[DATA FOR PROCESSING]
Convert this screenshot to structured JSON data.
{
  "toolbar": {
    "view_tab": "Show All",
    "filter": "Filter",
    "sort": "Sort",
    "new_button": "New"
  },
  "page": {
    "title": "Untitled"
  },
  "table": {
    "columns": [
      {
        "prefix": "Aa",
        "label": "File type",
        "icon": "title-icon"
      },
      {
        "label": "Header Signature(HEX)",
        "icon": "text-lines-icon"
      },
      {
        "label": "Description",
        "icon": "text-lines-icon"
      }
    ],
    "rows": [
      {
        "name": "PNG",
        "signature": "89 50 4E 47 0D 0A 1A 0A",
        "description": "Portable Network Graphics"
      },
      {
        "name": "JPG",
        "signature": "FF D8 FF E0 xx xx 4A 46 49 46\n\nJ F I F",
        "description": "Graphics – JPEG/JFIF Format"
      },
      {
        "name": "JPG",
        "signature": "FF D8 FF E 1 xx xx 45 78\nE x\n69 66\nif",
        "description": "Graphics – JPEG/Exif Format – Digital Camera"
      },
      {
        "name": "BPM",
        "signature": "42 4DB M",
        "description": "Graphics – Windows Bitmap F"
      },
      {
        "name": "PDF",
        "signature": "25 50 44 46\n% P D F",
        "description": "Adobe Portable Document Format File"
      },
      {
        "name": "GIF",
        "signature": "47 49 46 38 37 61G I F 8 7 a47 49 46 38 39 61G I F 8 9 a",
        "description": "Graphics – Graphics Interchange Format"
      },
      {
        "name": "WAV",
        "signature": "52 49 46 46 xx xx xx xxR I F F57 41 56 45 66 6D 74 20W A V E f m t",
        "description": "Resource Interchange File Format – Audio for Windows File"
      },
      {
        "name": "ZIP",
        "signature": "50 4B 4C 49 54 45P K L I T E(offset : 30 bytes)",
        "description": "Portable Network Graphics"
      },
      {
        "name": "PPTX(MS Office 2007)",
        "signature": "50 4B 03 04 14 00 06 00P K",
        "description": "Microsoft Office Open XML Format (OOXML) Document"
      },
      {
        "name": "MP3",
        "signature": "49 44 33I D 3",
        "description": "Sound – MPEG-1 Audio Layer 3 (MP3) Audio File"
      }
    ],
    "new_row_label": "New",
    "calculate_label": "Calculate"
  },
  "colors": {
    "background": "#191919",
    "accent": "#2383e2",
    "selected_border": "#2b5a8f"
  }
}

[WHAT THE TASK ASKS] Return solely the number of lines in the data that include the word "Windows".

[EXERCISE SOLUTION] 2